An Independent School • Grades 5-12

by Ann H. ’22

This past November six students and 16 teachers from Lakeside travelled to Nashville participate in the Student Diversity Leadership Conference (SDLC) and the People of Color Conference (PoCC). This year marks SDLC 25th anniversary, and for each of those years Lakeside has sent students to it. According to the website, SDLC is a conference that draws in over 1,600 students across the country, primarily students of color, come together to spend time discussing and reflecting on identity. For two days, these high schoolers learn how to effectively produce social justice through dialogue and the arts, master what it means to be an ally, and attain the skills for cross-cultural communication. Aidan C. ’20 and Mr. McKinley spoke more about their experiences. 

This year was Mr. McKinley's first time chaperoning SDLC and going to the PoCC. Even though he had never gone before, he immediately felt welcomed. When I asked why he felt it was so important for him to attend he said there were two main reasons: one was is that at Lakeside, he is a student equity coordinator, the second was more about his own interest in the subject matters saying, “I’m really interested in the ideas of how we can support students who are people of color and my colleagues who are people of color.” He felt that he attended as part duty and in part because of his passion Mr. McKinley said that the conference left him with two big messages and takeaways: awareness of his white privilege and a need to discuss social justice in every subject. One of his favorite workshops talked about how social justice should be taught during classes besides history, where it is most commonly discussed. The leader of the workshop specifically focussed on how to incorporate it into math, which inspired Mr. McKinley to bring it into his own math classes at Lakeside. To Mr. McKinley the most important message from the conference was that “as teachers we love every kid, every kid is unique and special, and that not only do we need to love them, we need to make them feel like they are loved and cared for.” Students need to come to school with the feeling that this is a place where they can succeed no matter what their identity is. This idea was emphasised strongly and effectively by Marc Lamont Hill, who was the final speaker for both SDLC and PoCC. 
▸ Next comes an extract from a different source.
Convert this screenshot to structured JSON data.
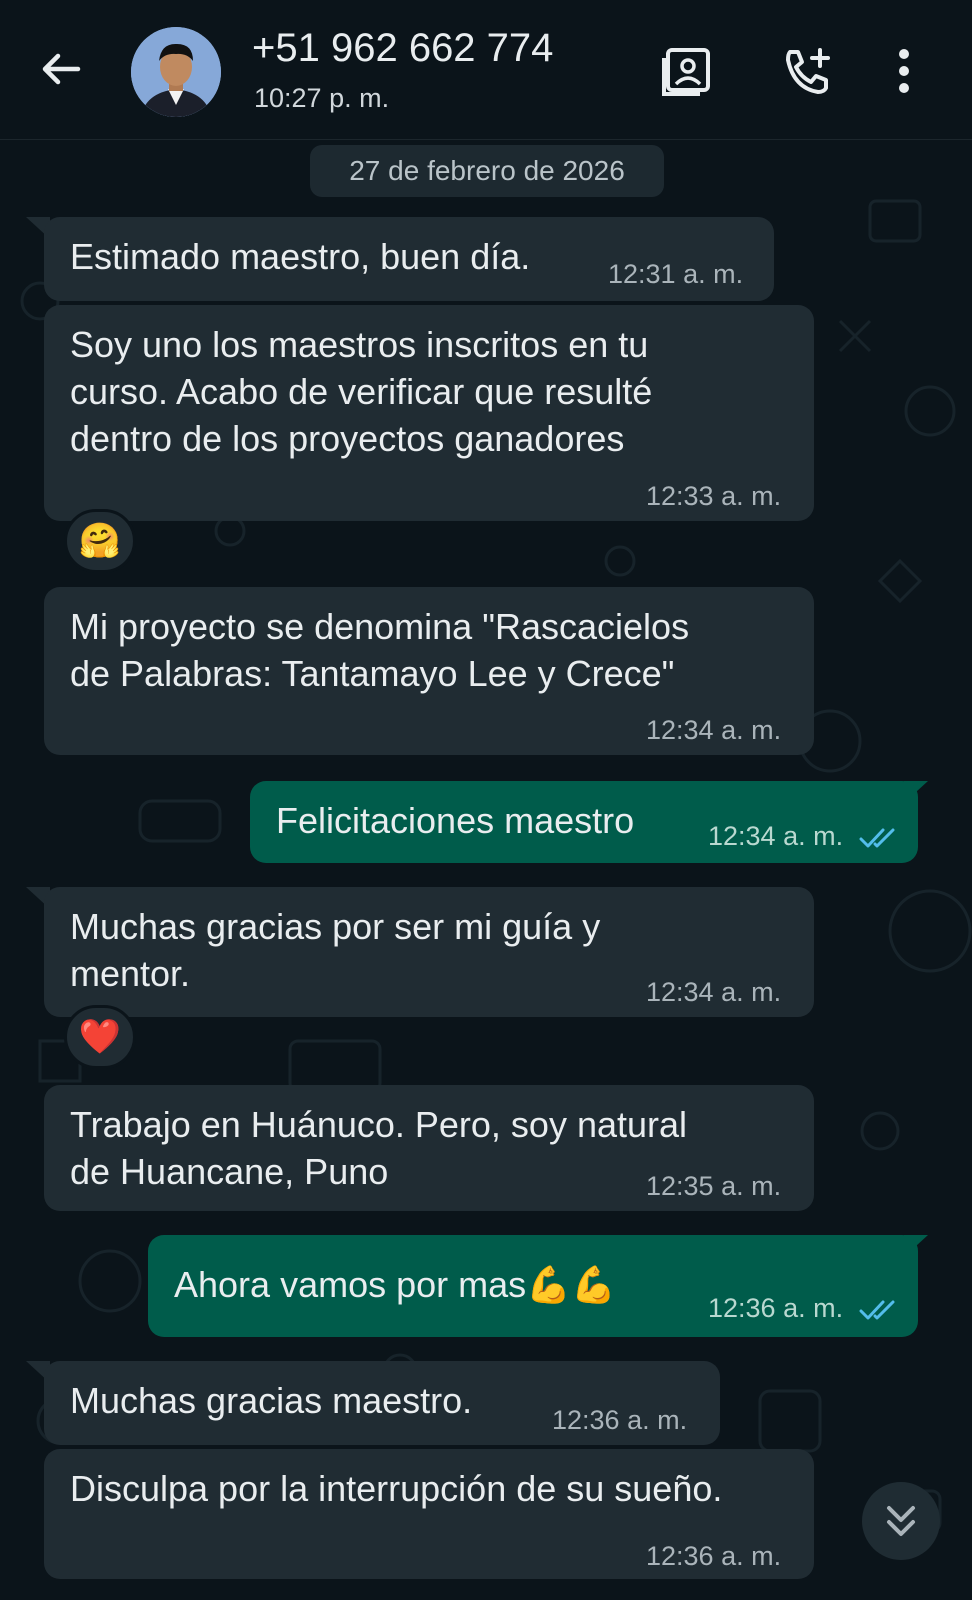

When I asked how Mr. McKinley thought his experience as a white man differed from the ones of the six students high schoolers who are all people of color he said: “I think it was really powerful for them to be surrounded by so many other students who are similar to them, because when our students are at school everyday they are in a clear minority, but at the conference they were in the majority.” He also said that it was different because “for them it was more learning how to be more empowered to be leaders in the community, and for me it was more how do I support people of color.” He hopes that in taking students to SDLC Lakeside will be investing in building future social justice leaders in our community, and that the teachers who went to PoCC will now have skills to support the new student leaders. 

For most people, Aidan C. ’20 is a familiar face around Lakeside. He is often found making announcements for student government on stage at assembly, or facilitating TBH discussions around campus. Aidan applied for SDLC for many reasons, one of which was to further build leadership skills. Aidan commented: “I think it’s important to have a voice, and to know how to be a leader.” He attributes these values to his parents. SDLC also gave him a chance to be in the majority in terms of people who looked like him, saying, “I wanted to see what it was like going from the minority to the majority.” One of the times where he was most aware of this at the conference, was when student broke off into affinity groups. Aidan said that going to the LGBTQ and black affinity groups was empowering: “Meeting people who had the same experience I had...was self rewarding because I could say, oh I’m going through that too and I can totally relate.” Reflecting on the conference, Aidan said there were two parts for him that were most powerfull: how deep and meaningful conversations about identity were when there were no adults around and the idea that social change can be made just through having conversations and using your words. Coming back from the conference, Aidan hopes that he can help Lakeside to find ways to approach conversations about identity on campus, which were most effective when the students weren’t afraid to say something that might be incorrect or uncomfortable, or when they were willing to just put their ideas out there with no judgment, something that can be hard to do for most high schoolers. By being on the TBH committee, Aidan is hoping to put more effort into creating spaces for these conversations. He is also hoping that if he starts leading by example with saying whatever is on his mind and being a active participant in these matters, his peers will follow suit. 

After talking with both Mr. McKinley and Aidan, it is clear that they had an amazing and inspiring experience at the conferences. Coming back they both already have ideas and projects to further improve the lives of Lakesiders that we should all be looking forward to.